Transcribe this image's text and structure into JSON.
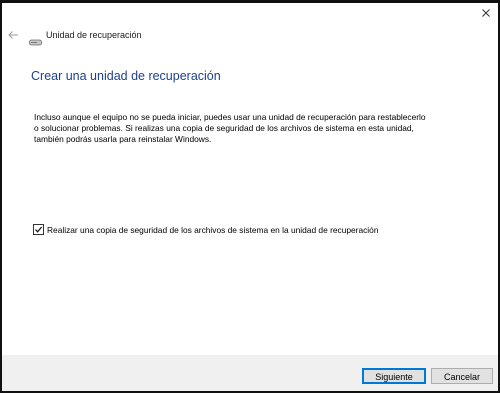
{
  "window": {
    "title": "Unidad de recuperación"
  },
  "icons": {
    "back": "back-arrow-icon",
    "drive": "drive-icon",
    "close": "close-icon"
  },
  "main": {
    "heading": "Crear una unidad de recuperación",
    "description": "Incluso aunque el equipo no se pueda iniciar, puedes usar una unidad de recuperación para restablecerlo o solucionar problemas. Si realizas una copia de seguridad de los archivos de sistema en esta unidad, también podrás usarla para reinstalar Windows.",
    "backup_checkbox": {
      "label": "Realizar una copia de seguridad de los archivos de sistema en la unidad de recuperación",
      "checked": true
    }
  },
  "buttons": {
    "next": "Siguiente",
    "cancel": "Cancelar"
  },
  "colors": {
    "heading": "#1d3f8f",
    "primary_border": "#0078d7",
    "footer_bg": "#f0f0f0"
  }
}
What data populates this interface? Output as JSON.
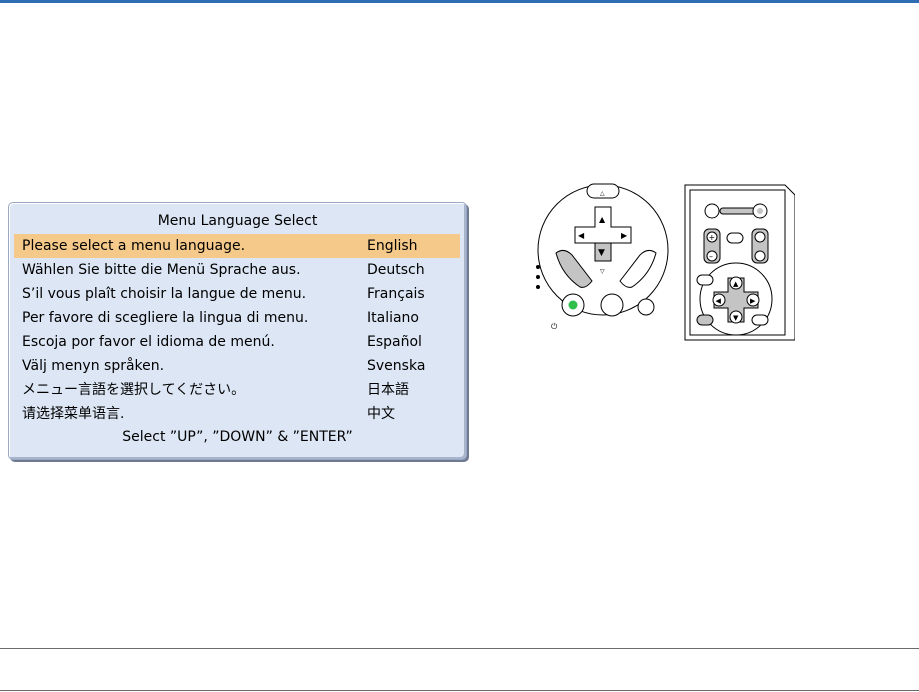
{
  "menu": {
    "title": "Menu Language Select",
    "rows": [
      {
        "message": "Please select a menu language.",
        "language": "English",
        "selected": true
      },
      {
        "message": "Wählen Sie bitte die Menü Sprache aus.",
        "language": "Deutsch",
        "selected": false
      },
      {
        "message": "S’il vous plaît choisir la langue de menu.",
        "language": "Français",
        "selected": false
      },
      {
        "message": "Per favore di scegliere la lingua di menu.",
        "language": "Italiano",
        "selected": false
      },
      {
        "message": "Escoja por favor el idioma de menú.",
        "language": "Español",
        "selected": false
      },
      {
        "message": "Välj menyn språken.",
        "language": "Svenska",
        "selected": false
      },
      {
        "message": "メニュー言語を選択してください。",
        "language": "日本語",
        "selected": false
      },
      {
        "message": "请选择菜单语言.",
        "language": "中文",
        "selected": false
      }
    ],
    "footer": "Select ”UP”, ”DOWN” & ”ENTER”"
  },
  "colors": {
    "accent_rule": "#2e6db4",
    "panel_bg": "#dde6f5",
    "selection_bg": "#f5c98a",
    "power_led": "#2fbf4a",
    "highlight_gray": "#c4c4c4"
  },
  "illustration": {
    "device_panel_icon": "projector-control-panel",
    "remote_icon": "remote-control"
  }
}
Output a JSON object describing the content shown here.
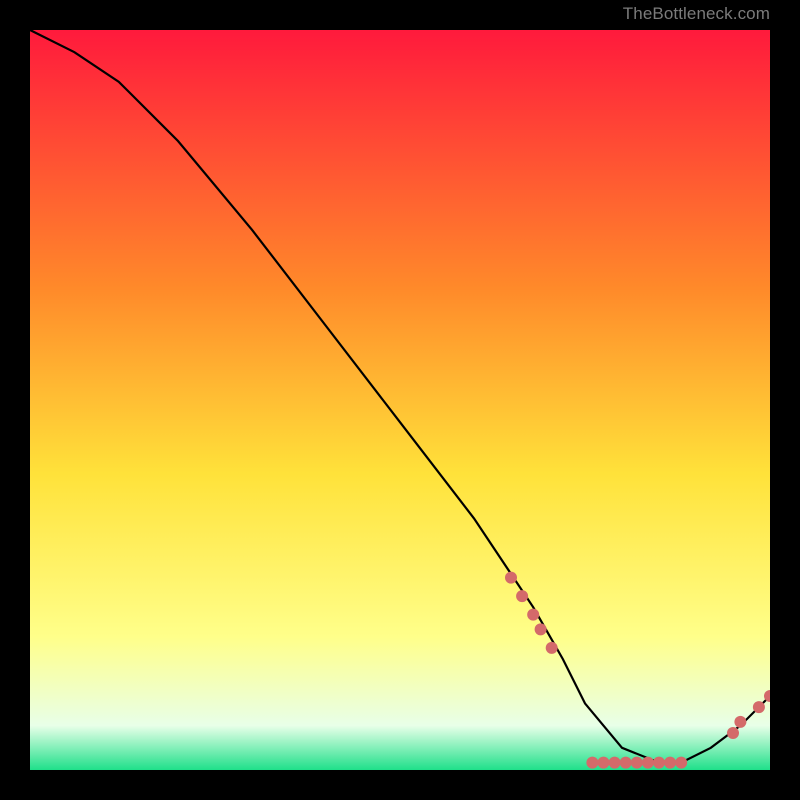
{
  "watermark": "TheBottleneck.com",
  "colors": {
    "gradient_top": "#ff1a3c",
    "gradient_mid1": "#ff8a2a",
    "gradient_mid2": "#ffe23a",
    "gradient_mid3": "#ffff8a",
    "gradient_near_bottom": "#e8ffe8",
    "gradient_bottom": "#1fe08a",
    "line": "#000000",
    "marker": "#d46a6a"
  },
  "chart_data": {
    "type": "line",
    "title": "",
    "xlabel": "",
    "ylabel": "",
    "xlim": [
      0,
      100
    ],
    "ylim": [
      0,
      100
    ],
    "series": [
      {
        "name": "curve",
        "x": [
          0,
          6,
          12,
          20,
          30,
          40,
          50,
          60,
          68,
          72,
          75,
          80,
          85,
          88,
          92,
          96,
          100
        ],
        "y": [
          100,
          97,
          93,
          85,
          73,
          60,
          47,
          34,
          22,
          15,
          9,
          3,
          1,
          1,
          3,
          6,
          10
        ]
      }
    ],
    "markers": [
      {
        "x": 65.0,
        "y": 26.0
      },
      {
        "x": 66.5,
        "y": 23.5
      },
      {
        "x": 68.0,
        "y": 21.0
      },
      {
        "x": 69.0,
        "y": 19.0
      },
      {
        "x": 70.5,
        "y": 16.5
      },
      {
        "x": 76.0,
        "y": 1.0
      },
      {
        "x": 77.5,
        "y": 1.0
      },
      {
        "x": 79.0,
        "y": 1.0
      },
      {
        "x": 80.5,
        "y": 1.0
      },
      {
        "x": 82.0,
        "y": 1.0
      },
      {
        "x": 83.5,
        "y": 1.0
      },
      {
        "x": 85.0,
        "y": 1.0
      },
      {
        "x": 86.5,
        "y": 1.0
      },
      {
        "x": 88.0,
        "y": 1.0
      },
      {
        "x": 95.0,
        "y": 5.0
      },
      {
        "x": 96.0,
        "y": 6.5
      },
      {
        "x": 98.5,
        "y": 8.5
      },
      {
        "x": 100.0,
        "y": 10.0
      }
    ]
  }
}
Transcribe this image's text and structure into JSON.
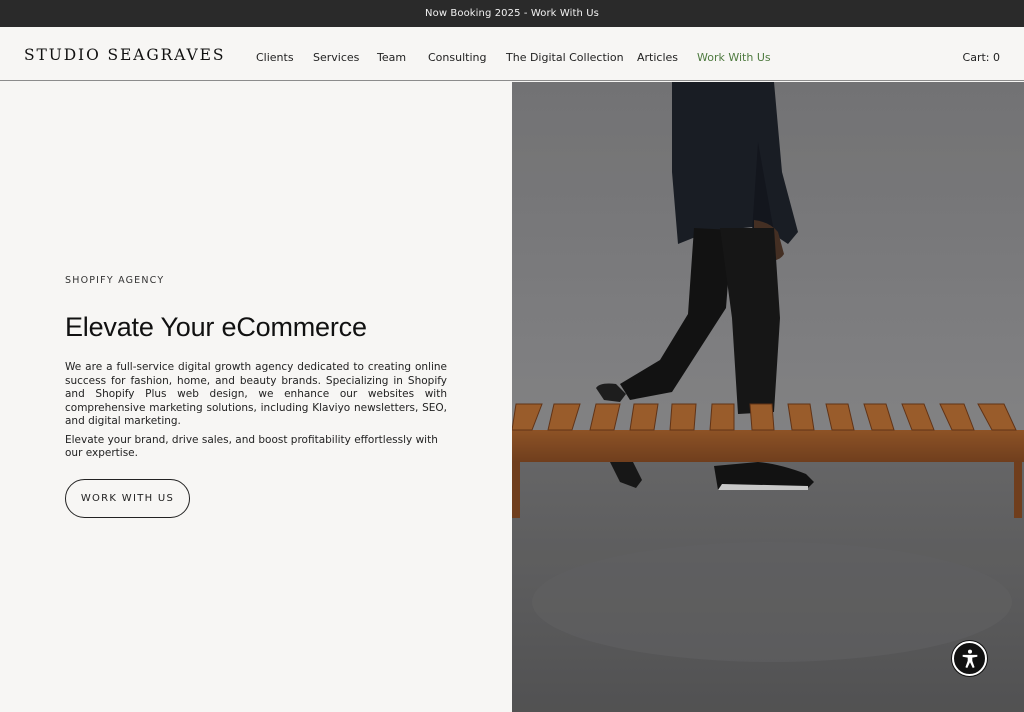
{
  "announcement": {
    "text": "Now Booking 2025 - Work With Us"
  },
  "header": {
    "logo": "STUDIO SEAGRAVES",
    "nav": [
      {
        "label": "Clients"
      },
      {
        "label": "Services"
      },
      {
        "label": "Team"
      },
      {
        "label": "Consulting"
      },
      {
        "label": "The Digital Collection"
      },
      {
        "label": "Articles"
      },
      {
        "label": "Work With Us",
        "active": true
      }
    ],
    "cart": "Cart: 0"
  },
  "hero": {
    "eyebrow": "SHOPIFY AGENCY",
    "headline": "Elevate Your eCommerce",
    "paragraphs": [
      "We are a full-service digital growth agency dedicated to creating online success for fashion, home, and beauty brands. Specializing in Shopify and Shopify Plus web design, we enhance our websites with comprehensive marketing solutions, including Klaviyo newsletters, SEO, and digital marketing.",
      "Elevate your brand, drive sales, and boost profitability effortlessly with our expertise."
    ],
    "cta": "WORK WITH US"
  },
  "colors": {
    "announcement_bg": "#2a2a2a",
    "page_bg": "#f7f6f4",
    "active_nav": "#4e7a3f"
  },
  "icons": {
    "accessibility": "accessibility-icon"
  }
}
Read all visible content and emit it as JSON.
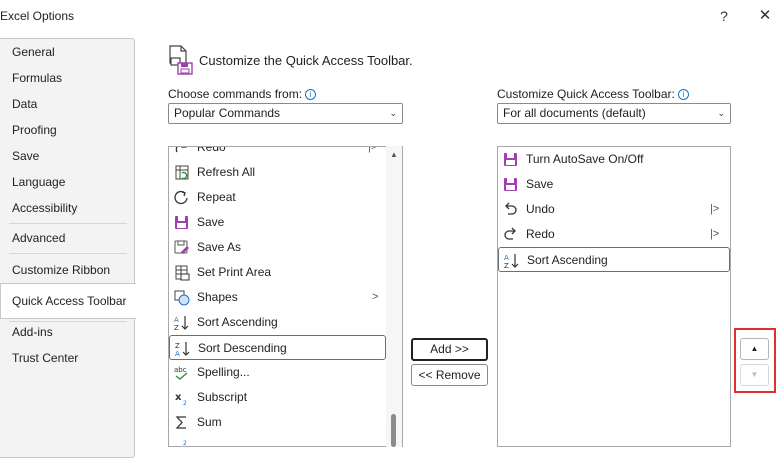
{
  "window": {
    "title": "Excel Options",
    "help_glyph": "?",
    "close_glyph": "✕"
  },
  "sidebar": {
    "items": [
      {
        "label": "General"
      },
      {
        "label": "Formulas"
      },
      {
        "label": "Data"
      },
      {
        "label": "Proofing"
      },
      {
        "label": "Save"
      },
      {
        "label": "Language"
      },
      {
        "label": "Accessibility"
      },
      {
        "label": "Advanced"
      },
      {
        "label": "Customize Ribbon"
      },
      {
        "label": "Quick Access Toolbar"
      },
      {
        "label": "Add-ins"
      },
      {
        "label": "Trust Center"
      }
    ],
    "selected": "Quick Access Toolbar"
  },
  "main": {
    "heading": "Customize the Quick Access Toolbar.",
    "choose_label": "Choose commands from:",
    "choose_value": "Popular Commands",
    "customize_label": "Customize Quick Access Toolbar:",
    "customize_value": "For all documents (default)",
    "info_glyph": "i"
  },
  "commands_list": [
    {
      "label": "Redo",
      "icon": "redo-icon"
    },
    {
      "label": "Refresh All",
      "icon": "refresh-all-icon"
    },
    {
      "label": "Repeat",
      "icon": "repeat-icon"
    },
    {
      "label": "Save",
      "icon": "save-icon"
    },
    {
      "label": "Save As",
      "icon": "save-as-icon"
    },
    {
      "label": "Set Print Area",
      "icon": "print-area-icon"
    },
    {
      "label": "Shapes",
      "icon": "shapes-icon"
    },
    {
      "label": "Sort Ascending",
      "icon": "sort-ascending-icon"
    },
    {
      "label": "Sort Descending",
      "icon": "sort-descending-icon"
    },
    {
      "label": "Spelling...",
      "icon": "spelling-icon"
    },
    {
      "label": "Subscript",
      "icon": "subscript-icon"
    },
    {
      "label": "Sum",
      "icon": "sum-icon"
    }
  ],
  "toolbar_list": [
    {
      "label": "Turn AutoSave On/Off",
      "icon": "autosave-icon"
    },
    {
      "label": "Save",
      "icon": "save-icon"
    },
    {
      "label": "Undo",
      "icon": "undo-icon"
    },
    {
      "label": "Redo",
      "icon": "redo-icon"
    },
    {
      "label": "Sort Ascending",
      "icon": "sort-ascending-icon"
    }
  ],
  "buttons": {
    "add": "Add >>",
    "remove": "<< Remove"
  },
  "arrows": {
    "submenu": ">",
    "separator_submenu": "|>",
    "move_up": "▲",
    "move_down": "▼",
    "dropdown": "⌄"
  },
  "colors": {
    "accent_purple": "#a23fb0",
    "highlight_red": "#e03131",
    "info_blue": "#1a73c7"
  }
}
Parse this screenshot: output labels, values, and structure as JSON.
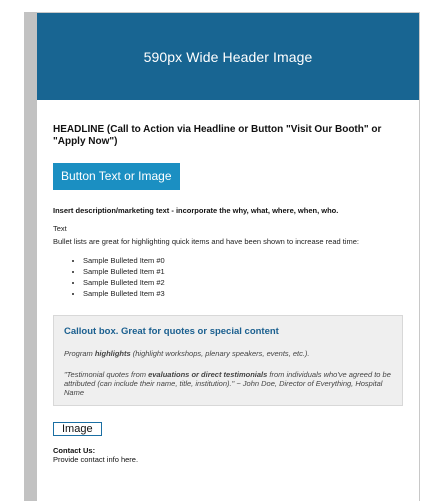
{
  "header": {
    "image_label": "590px Wide Header Image"
  },
  "headline": "HEADLINE (Call to Action via Headline or Button \"Visit Our Booth\" or \"Apply Now\")",
  "button_label": "Button Text or Image",
  "description": "Insert description/marketing text - incorporate the why, what, where, when, who.",
  "text_label": "Text",
  "bullet_intro": "Bullet lists are great for highlighting quick items and have been shown to increase read time:",
  "bullets": [
    "Sample Bulleted Item #0",
    "Sample Bulleted Item #1",
    "Sample Bulleted Item #2",
    "Sample Bulleted Item #3"
  ],
  "callout": {
    "title_a": "Callout box.",
    "title_b": " Great for quotes or special content",
    "p1_a": "Program ",
    "p1_b": "highlights",
    "p1_c": " (highlight workshops, plenary speakers, events, etc.).",
    "p2_a": "\"Testimonial quotes from ",
    "p2_b": "evaluations or direct testimonials",
    "p2_c": " from individuals who've agreed to be attributed (can include their name, title, institution).\" ~ John Doe, Director of Everything, Hospital Name"
  },
  "image_placeholder": "Image",
  "contact": {
    "heading": "Contact Us:",
    "body": "Provide contact info here."
  },
  "colors": {
    "header_bg": "#186592",
    "button_bg": "#1b8fc2",
    "callout_title": "#1a5f8f"
  }
}
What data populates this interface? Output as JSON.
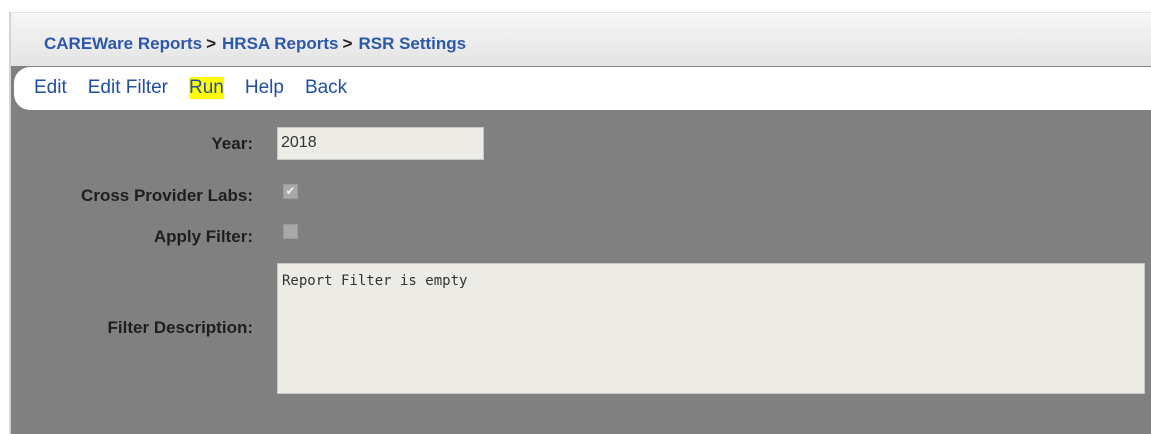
{
  "breadcrumb": {
    "items": [
      "CAREWare Reports",
      "HRSA Reports"
    ],
    "separator": ">",
    "current": "RSR Settings"
  },
  "menu": {
    "edit": "Edit",
    "edit_filter": "Edit Filter",
    "run": "Run",
    "help": "Help",
    "back": "Back"
  },
  "form": {
    "year_label": "Year:",
    "year_value": "2018",
    "cross_provider_labs_label": "Cross Provider Labs:",
    "cross_provider_labs_checked": true,
    "cross_provider_labs_glyph": "✔",
    "apply_filter_label": "Apply Filter:",
    "apply_filter_checked": false,
    "filter_description_label": "Filter Description:",
    "filter_description_value": "Report Filter is empty"
  },
  "colors": {
    "link": "#1f4fa3",
    "panel_bg": "#808080",
    "highlight": "#ffff00",
    "field_bg": "#ecebe6"
  }
}
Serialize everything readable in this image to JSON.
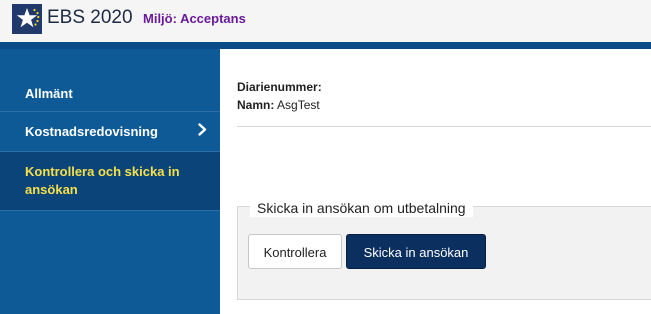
{
  "header": {
    "logo_icon": "star-logo-icon",
    "app_title": "EBS 2020",
    "environment": "Miljö: Acceptans",
    "colors": {
      "header_bar": "#0a4a86",
      "environment_text": "#6a1b9a"
    }
  },
  "sidebar": {
    "background": "#0d5a97",
    "items": [
      {
        "label": "Allmänt",
        "active": false
      },
      {
        "label": "Kostnadsredovisning",
        "active": false,
        "icon": "chevron-right-icon"
      },
      {
        "label": "Kontrollera och skicka in ansökan",
        "active": true
      }
    ],
    "active_text_color": "#f6e04a"
  },
  "main": {
    "info": {
      "diarienummer_label": "Diarienummer:",
      "diarienummer_value": "",
      "namn_label": "Namn:",
      "namn_value": "AsgTest"
    },
    "submit_section": {
      "legend": "Skicka in ansökan om utbetalning",
      "kontrollera_label": "Kontrollera",
      "skicka_label": "Skicka in ansökan",
      "primary_color": "#0b2f5f"
    }
  }
}
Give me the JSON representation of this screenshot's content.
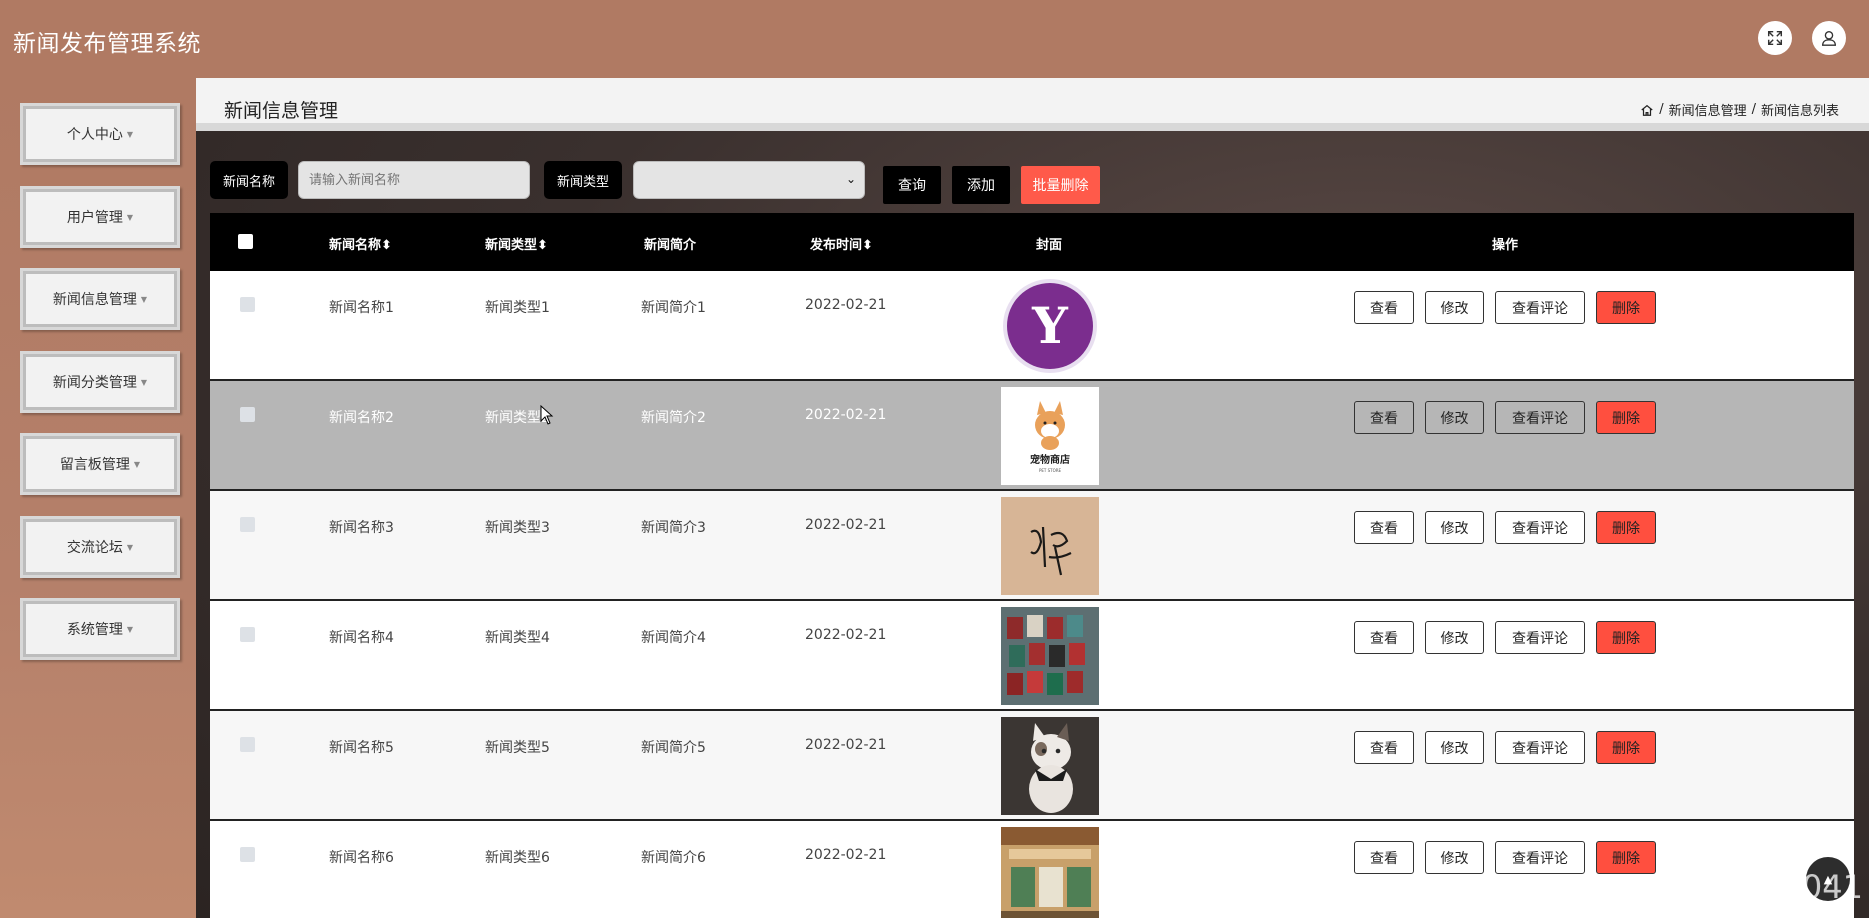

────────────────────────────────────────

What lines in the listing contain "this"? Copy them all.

**Answer:**
Transcribe this image's text and structure into JSON.
What data populates this interface? Output as JSON.
Transcribe this image's text and structure into JSON.
Parse this screenshot: output labels, values, and structure as JSON.
What data populates this interface? Output as JSON.
Serialize everything readable in this image to JSON.
Give me the JSON representation of this screenshot's content.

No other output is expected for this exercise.